Blackburn finished us off in the second half with a further deflected goal, but the match really wasn’t so much about the goals as it was the individual performances and lessons we could learn from them them.
Young Jordan Shipley is a proper unit and was heavily-involved throughout. A by-product of this constant prominence was that he made a few passes that he won’t be pleased with, succumbing to the pressure of Blackburn’s midfield. His legs had become jelly by the end, but he certainly didn’t go hiding which was impressive. It was a gruelling workout for him and one I hope he’ll really benefit from.
It was Ben Stevenson’s return to competitive action, and in all honesty, he also struggled with the lack of time he had on the ball. He’s obviously a very classy player and was always looking to get the attack moving as best he could, but things didn’t quite work out for him on the night.
The two-goal gap only seemed to increase Blackburn’s patience in possession of the ball, making it very much a chasing brief for our forward line as Elliott Ward and Charlie McGrew happily stroked the ball back and forth. This comfort was to diminish slightly with the introduction of Beavon and Ponticelli who both went about chasing the ball in a more purposeful manner as Nazon was moved out to the right. This was certainly in contrast to the approach of Biamou, whose chasing is more passive; allowing the game to come to him rather than forcing the issue. The Frenchman still worked pretty hard and tried to get involved where he could, but it was never really pressing with the belief that he’d win the ball; it was the illusion of pressure, if you will.
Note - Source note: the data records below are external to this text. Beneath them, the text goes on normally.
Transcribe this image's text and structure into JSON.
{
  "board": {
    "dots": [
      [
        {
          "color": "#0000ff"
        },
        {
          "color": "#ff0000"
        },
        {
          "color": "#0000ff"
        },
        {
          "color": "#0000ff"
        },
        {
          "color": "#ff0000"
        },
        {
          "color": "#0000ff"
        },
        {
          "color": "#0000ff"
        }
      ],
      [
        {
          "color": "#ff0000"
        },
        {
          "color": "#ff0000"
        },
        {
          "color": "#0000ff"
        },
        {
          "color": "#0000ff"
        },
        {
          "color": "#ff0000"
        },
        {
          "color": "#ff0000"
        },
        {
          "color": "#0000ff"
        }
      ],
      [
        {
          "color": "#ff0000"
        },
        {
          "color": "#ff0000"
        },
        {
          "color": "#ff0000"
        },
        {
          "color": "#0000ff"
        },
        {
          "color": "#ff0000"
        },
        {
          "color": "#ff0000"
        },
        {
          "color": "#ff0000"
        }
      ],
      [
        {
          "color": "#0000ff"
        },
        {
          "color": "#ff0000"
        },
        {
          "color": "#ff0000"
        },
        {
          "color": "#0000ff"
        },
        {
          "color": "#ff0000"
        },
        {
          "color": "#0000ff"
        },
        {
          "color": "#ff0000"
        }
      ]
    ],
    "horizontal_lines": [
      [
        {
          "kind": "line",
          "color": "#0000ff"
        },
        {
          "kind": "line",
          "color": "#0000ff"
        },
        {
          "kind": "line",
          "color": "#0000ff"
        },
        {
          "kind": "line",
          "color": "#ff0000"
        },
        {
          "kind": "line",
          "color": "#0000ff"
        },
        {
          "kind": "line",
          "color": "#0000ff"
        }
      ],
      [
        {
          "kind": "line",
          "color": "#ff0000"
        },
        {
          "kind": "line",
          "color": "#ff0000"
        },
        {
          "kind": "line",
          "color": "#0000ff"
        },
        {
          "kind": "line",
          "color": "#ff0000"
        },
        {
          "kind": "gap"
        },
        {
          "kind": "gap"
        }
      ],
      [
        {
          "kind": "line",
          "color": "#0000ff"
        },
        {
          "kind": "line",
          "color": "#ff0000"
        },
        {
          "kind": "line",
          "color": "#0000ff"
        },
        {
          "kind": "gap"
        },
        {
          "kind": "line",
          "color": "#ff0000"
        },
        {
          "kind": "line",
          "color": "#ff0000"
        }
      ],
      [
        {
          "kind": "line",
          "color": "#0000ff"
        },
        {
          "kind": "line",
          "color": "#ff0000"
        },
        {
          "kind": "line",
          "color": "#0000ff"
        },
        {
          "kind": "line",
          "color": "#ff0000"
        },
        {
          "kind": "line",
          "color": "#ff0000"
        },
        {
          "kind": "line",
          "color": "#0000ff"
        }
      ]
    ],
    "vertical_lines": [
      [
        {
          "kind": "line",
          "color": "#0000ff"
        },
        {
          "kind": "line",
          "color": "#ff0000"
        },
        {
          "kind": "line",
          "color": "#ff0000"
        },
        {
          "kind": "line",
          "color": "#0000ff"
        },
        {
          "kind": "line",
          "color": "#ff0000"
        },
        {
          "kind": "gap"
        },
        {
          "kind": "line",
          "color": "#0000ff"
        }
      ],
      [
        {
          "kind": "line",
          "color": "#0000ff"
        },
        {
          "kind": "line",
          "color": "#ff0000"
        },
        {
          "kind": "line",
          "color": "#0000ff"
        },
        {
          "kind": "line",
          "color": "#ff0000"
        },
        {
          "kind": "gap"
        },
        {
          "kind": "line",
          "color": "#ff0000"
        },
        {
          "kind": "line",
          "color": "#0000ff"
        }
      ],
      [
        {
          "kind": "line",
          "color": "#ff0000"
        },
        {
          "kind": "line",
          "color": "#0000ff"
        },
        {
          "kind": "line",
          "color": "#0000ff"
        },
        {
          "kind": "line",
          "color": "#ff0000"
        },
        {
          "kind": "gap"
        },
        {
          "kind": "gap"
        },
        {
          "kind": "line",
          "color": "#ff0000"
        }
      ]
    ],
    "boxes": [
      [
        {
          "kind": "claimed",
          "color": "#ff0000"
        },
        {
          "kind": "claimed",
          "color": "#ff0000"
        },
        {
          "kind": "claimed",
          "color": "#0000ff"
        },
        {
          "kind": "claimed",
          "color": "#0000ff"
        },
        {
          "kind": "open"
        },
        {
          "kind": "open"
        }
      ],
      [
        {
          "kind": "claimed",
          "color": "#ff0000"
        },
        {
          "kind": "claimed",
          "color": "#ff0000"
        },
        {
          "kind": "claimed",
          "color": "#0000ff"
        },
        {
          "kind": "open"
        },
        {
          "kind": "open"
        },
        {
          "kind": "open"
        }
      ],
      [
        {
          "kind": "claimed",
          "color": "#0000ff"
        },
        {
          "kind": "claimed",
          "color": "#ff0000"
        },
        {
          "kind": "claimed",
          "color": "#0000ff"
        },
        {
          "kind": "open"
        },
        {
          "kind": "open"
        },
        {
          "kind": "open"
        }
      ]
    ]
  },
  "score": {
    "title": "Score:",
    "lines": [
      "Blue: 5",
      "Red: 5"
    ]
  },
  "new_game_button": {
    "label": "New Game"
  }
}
Ponticelli however entered into a one-man mission to pressure Elliot Ward with a truly lung-busting five minutes following his introduction. This was my first ever Ponticelli experience and it certainly intrigued me. He doesn’t look like he would be the most mobile striker, but this may be somewhat deceptive as he was able to make up ground on all three of the Rovers defenders in straight footraces. But he’s young and new to this, so is going to need time to adapt and feel comfortable.
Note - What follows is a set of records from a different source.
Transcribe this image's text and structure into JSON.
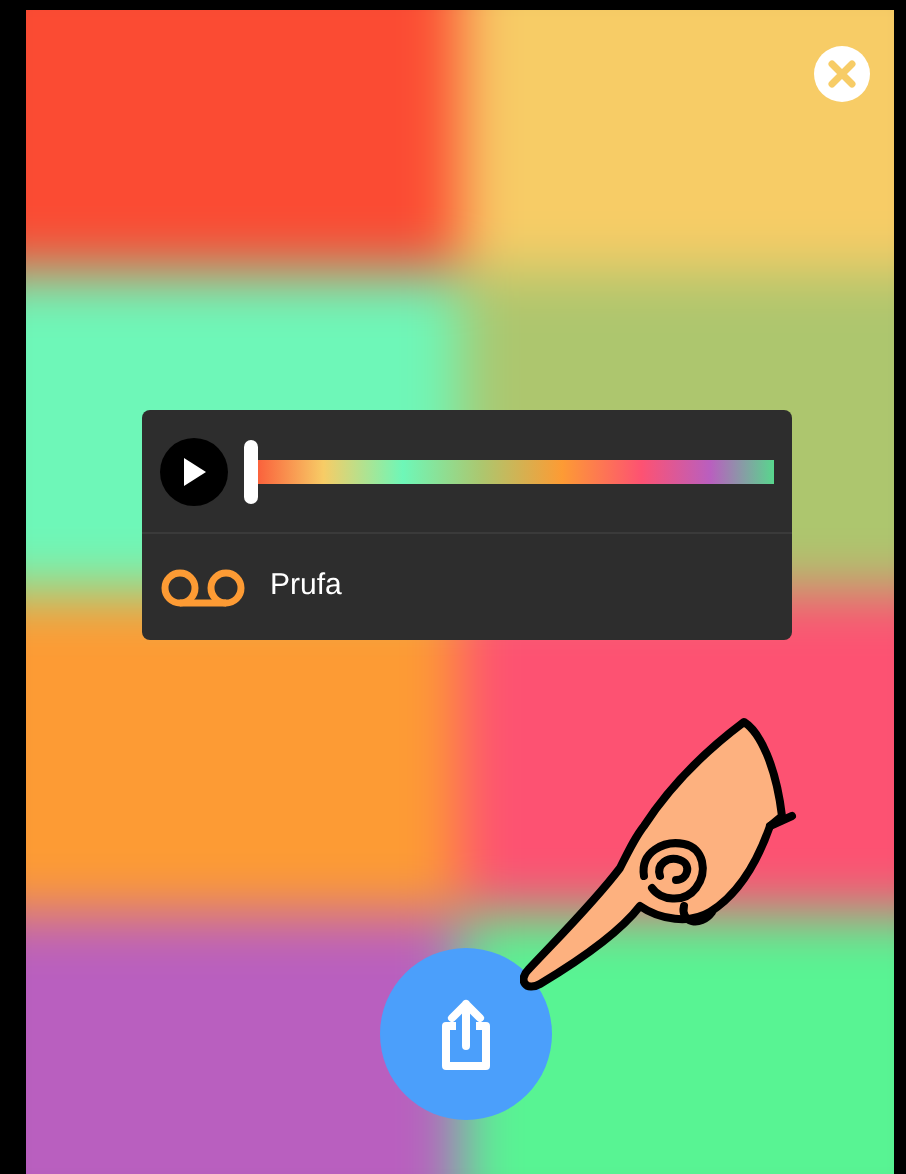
{
  "player": {
    "playing": false,
    "level": 0,
    "label": "Prufa"
  }
}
Defensively there was plenty of effort to keep the score respectable with decent blocks and saves by O’Brien, although there were also plenty of gaps. Much of this can come down to the speedy nature of Blackburn swarming attacks once they did spot an opportunity. Do you back off, or do you engage? It’s a split second decision, and it can sometimes leave you and your teammates exposed if it’s the wrong one.
All told, it has to be seen as an important experience for those young’uns. I know it’s not nice to be outplayed by a League One side, especially as that’s where we were last season, but ultimately it wasn’t really a fair match-up. That’s not to say we were playing poor or weak players, because I think they all showed competence in what they did. It’s really the cumulative effect of having quite so many inexperienced players combining in a single line up. It was just a step too far to ask them to deal with the threat offered by a Blackburn side that asserted control of the ball very early on, but we gave it a bloody good go.